- **Your goal**
What you copy should be the lines from the one with "Extract the structured" through the end of the entries, word for word. Omit the pictures.

[Stored items]
++++++++++++++++++++

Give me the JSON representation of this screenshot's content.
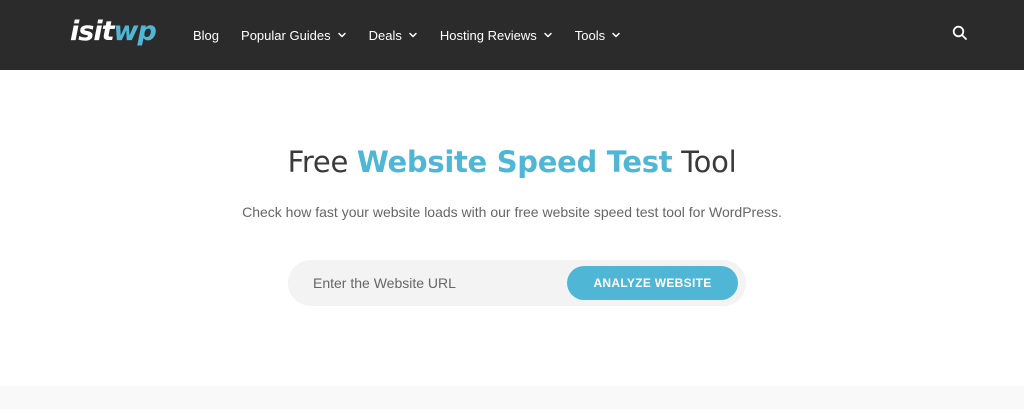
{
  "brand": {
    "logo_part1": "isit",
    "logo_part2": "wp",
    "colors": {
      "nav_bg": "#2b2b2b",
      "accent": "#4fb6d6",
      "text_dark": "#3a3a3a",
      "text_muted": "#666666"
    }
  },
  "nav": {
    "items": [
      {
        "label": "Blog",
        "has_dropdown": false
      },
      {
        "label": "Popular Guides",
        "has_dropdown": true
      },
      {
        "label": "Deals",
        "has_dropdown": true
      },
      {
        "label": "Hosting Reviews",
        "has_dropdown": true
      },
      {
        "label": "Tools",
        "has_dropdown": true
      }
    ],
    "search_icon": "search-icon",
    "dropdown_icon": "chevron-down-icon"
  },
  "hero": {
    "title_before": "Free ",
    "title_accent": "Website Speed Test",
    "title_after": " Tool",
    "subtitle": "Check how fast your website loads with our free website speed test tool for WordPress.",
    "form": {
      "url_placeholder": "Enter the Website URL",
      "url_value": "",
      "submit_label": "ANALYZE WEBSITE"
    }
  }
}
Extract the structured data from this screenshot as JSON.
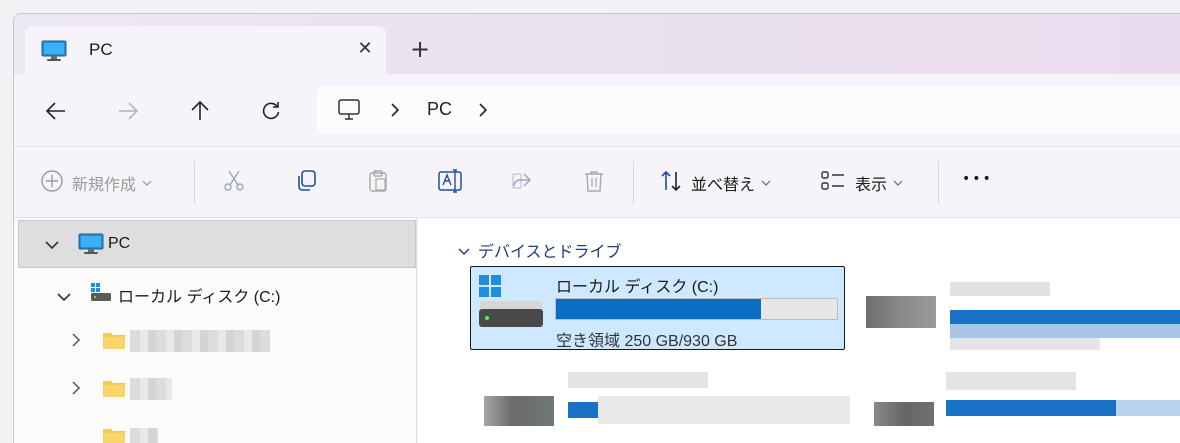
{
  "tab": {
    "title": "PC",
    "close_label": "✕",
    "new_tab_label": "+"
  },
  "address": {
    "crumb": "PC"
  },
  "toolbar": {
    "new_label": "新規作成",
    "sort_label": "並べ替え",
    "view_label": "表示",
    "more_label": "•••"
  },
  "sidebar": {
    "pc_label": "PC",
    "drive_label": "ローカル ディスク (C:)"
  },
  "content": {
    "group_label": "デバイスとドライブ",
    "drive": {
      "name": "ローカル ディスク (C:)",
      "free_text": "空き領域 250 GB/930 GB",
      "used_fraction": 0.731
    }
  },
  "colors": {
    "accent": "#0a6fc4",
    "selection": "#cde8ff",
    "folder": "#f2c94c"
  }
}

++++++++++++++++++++

- **Response to this exercise**
Extract the structured data from this screenshot as JSON.
{
  "tab": {
    "title": "PC",
    "close_label": "✕",
    "new_tab_label": "+"
  },
  "address": {
    "crumb": "PC"
  },
  "toolbar": {
    "new_label": "新規作成",
    "sort_label": "並べ替え",
    "view_label": "表示",
    "more_label": "•••"
  },
  "sidebar": {
    "pc_label": "PC",
    "drive_label": "ローカル ディスク (C:)"
  },
  "content": {
    "group_label": "デバイスとドライブ",
    "drive": {
      "name": "ローカル ディスク (C:)",
      "free_text": "空き領域 250 GB/930 GB",
      "used_fraction": 0.731
    }
  },
  "colors": {
    "accent": "#0a6fc4",
    "selection": "#cde8ff",
    "folder": "#f2c94c"
  }
}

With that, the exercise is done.